CSTA is pleased to announce the winners of the 2016 CSTA Awards for Distinguished Contributions, Margaret Nicholson Distinguished Service Award, 2014 and 2015 PAEMST-Science recipients from California, and the 2016 California PAEMST Finalists. The following individuals and organizations will be honored during the 2016 California Science Education Conference on October 21- 23 in Palm Springs. This year’s group of awardees are truly outstanding. Please join us in congratulating them!
Margaret Nicholson Distinguished Service Award

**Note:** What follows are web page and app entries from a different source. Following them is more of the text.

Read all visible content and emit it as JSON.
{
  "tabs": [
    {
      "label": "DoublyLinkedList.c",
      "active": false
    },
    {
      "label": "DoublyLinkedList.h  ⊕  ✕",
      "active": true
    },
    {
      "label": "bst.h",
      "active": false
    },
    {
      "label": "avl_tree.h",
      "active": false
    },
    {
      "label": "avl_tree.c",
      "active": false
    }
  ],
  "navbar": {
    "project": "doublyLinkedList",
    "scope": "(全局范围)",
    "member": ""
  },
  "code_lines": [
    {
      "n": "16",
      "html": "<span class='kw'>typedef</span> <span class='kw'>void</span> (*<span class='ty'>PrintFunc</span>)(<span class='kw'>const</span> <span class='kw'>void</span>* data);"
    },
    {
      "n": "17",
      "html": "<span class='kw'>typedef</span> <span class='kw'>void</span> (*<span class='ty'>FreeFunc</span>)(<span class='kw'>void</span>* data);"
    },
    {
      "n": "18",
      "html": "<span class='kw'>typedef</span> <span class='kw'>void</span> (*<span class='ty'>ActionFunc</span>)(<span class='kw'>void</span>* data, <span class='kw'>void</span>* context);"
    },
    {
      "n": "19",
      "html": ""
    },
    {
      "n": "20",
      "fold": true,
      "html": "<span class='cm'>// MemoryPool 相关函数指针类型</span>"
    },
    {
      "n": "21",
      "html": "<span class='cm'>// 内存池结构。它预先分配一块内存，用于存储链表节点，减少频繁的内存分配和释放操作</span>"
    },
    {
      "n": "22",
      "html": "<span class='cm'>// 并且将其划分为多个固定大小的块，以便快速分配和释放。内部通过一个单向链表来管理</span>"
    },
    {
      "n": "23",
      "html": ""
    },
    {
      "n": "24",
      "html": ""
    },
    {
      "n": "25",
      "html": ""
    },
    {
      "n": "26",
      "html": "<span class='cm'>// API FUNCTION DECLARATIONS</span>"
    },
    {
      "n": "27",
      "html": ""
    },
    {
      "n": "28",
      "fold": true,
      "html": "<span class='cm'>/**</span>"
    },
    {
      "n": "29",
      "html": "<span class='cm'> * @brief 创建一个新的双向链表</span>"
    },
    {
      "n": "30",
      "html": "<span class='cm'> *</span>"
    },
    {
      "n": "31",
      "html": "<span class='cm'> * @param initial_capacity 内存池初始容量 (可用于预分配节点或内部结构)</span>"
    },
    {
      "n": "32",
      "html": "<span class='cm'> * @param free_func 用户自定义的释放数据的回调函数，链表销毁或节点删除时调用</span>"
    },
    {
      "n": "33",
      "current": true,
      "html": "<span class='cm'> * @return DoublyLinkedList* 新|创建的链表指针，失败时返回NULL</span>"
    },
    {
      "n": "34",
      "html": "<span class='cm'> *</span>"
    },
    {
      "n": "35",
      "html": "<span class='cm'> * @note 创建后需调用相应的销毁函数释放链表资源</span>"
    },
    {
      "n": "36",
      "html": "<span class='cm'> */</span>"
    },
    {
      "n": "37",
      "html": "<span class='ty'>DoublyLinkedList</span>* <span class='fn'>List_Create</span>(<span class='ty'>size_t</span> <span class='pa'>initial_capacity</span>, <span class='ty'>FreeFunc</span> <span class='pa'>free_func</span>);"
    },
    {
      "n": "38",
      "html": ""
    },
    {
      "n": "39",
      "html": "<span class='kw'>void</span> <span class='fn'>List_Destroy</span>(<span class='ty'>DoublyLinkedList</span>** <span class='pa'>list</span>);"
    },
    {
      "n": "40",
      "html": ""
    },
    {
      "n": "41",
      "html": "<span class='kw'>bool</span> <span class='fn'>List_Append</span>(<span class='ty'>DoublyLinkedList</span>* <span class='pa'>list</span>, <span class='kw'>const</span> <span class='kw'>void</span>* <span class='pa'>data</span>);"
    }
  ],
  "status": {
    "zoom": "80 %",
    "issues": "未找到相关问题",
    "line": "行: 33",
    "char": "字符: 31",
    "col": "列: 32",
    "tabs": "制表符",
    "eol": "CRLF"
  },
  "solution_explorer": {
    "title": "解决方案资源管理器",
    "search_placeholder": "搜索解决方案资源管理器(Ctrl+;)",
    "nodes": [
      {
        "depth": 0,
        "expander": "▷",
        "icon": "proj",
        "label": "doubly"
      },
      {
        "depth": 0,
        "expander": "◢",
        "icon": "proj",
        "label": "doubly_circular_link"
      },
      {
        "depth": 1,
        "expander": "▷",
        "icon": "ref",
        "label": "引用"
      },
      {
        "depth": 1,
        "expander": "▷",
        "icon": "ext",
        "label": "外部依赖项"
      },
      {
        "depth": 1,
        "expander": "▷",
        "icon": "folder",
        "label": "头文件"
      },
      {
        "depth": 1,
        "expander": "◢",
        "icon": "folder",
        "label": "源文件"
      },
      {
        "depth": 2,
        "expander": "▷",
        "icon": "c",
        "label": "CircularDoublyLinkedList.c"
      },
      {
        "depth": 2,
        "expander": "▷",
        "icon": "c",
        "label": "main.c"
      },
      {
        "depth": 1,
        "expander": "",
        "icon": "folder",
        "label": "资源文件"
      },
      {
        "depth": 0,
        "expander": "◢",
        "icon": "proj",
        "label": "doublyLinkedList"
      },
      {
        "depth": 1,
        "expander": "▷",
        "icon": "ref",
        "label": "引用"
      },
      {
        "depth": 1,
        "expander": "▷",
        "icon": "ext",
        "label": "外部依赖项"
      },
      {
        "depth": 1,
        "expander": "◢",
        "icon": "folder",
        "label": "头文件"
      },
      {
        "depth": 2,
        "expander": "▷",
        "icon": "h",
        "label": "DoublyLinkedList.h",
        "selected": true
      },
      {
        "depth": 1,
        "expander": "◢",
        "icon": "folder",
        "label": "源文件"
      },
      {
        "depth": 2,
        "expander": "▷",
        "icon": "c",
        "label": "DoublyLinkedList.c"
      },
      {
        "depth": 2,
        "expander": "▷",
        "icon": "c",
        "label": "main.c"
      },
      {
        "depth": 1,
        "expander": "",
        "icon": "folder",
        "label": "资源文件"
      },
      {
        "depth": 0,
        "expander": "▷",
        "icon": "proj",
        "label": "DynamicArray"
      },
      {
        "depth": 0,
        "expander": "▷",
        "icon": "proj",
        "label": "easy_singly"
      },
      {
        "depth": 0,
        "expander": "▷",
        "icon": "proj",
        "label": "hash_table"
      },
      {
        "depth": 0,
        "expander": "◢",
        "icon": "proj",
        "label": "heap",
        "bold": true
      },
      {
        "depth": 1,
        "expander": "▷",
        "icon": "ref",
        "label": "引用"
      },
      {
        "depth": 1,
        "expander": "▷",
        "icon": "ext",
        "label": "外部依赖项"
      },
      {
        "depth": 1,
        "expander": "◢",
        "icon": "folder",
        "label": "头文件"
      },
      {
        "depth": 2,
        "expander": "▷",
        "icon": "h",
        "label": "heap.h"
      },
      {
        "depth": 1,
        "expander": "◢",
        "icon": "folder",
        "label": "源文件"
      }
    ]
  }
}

The Margaret Nicholson Distinguished Service Award honors an individual who has made a significant contribution to science education in the state and who, through years of leadership and service, has truly made a positive impact on the quality of science teaching. This year’s recipient is John Keller, Ph.D. Dr. Keller is Associate Professor, Cal Poly San Luis Obispo and Co-Director, Center for Engineering, Science, and Mathematics Education, Cal Poly San Luis Obispo. In her letter of recommendation, SDSU science education faculty and former CSTA board member Donna Ross wrote: “He brings people together who share the desire to make a difference in the development and implementation of programs for science teaching. Examples of these projects include the Math and Science Teaching Initiative (MSTI), Noyce Scholars Program, Western Regional Noyce Initiative, and the Science Teacher and Researcher (STAR) program.” Through his work, he has had a dramatic impact on science teacher education, both preservice and in-service, in California, the region, and the country. He developed and implemented the STEM Teacher and Researcher Program which aims to produce excellent K-12 STEM teachers by providing aspiring teachers with opportunities to do authentic research while helping them translate their research experience into classroom practice. SFSU faculty member Larry Horvath said it best in his letter:“John Keller exemplifies the best aspects of a scientist, science educator, and mentor. His contributions to science education in the state of California are varied, significant, and I am sure will continue well into the future.” Learn More…
Posted: Tuesday, September 20th, 2016
by Peter A’hearn
NGSS is a big shift. Teachers need to learn new content, figure out how this whole engineering thing relates to science, and develop new unit and lesson plans. How could NGSS possibly make life easier?
The idea that NGSS could make our lives easier came to me during the California State NGSS Rollout #1 Classroom Example lesson on chromatography. I have since done this lesson with high school chemistry students and it made me think back to having my own students do chromatography. I spent lots of time preparing to make sure the experiment went well and achieved the “correct” result. I pre-prepared the solutions and organized and prepped the materials. I re-wrote and re-wrote again the procedure so there was no way a kid could get it wrong. I spent 20 minutes before the lab modeling all of the steps in class, so there was no way to do it wrong. Except that it turns out there were many. Learn More…
Posted: Tuesday, September 20th, 2016
by Robert C. Victor. Twilight sky maps by Robert D. Miller. Graph of evening planet setting times by Dr. Jeffrey L. Hunt
Our evening twilight chart for September, depicting the sky about 40 minutes after sunset from SoCal, shows brilliant Venus remaining low, creeping from W to WSW and gaining a little altitude as the month progresses. Its close encounter within 2.5° N of Spica on Sept. 18 is best seen with binoculars to catch the star low in bright twilight. The brightest stars in the evening sky are golden Arcturus descending in the west, and blue-white Vega passing just north of overhead. Look for Altair and Deneb completing the Summer Triangle with Vega. The triangle of Mars-Saturn-Antares expands as Mars seems to hold nearly stationary in SSW as the month progresses, while Saturn and Antares slink off to the SW. Learn More…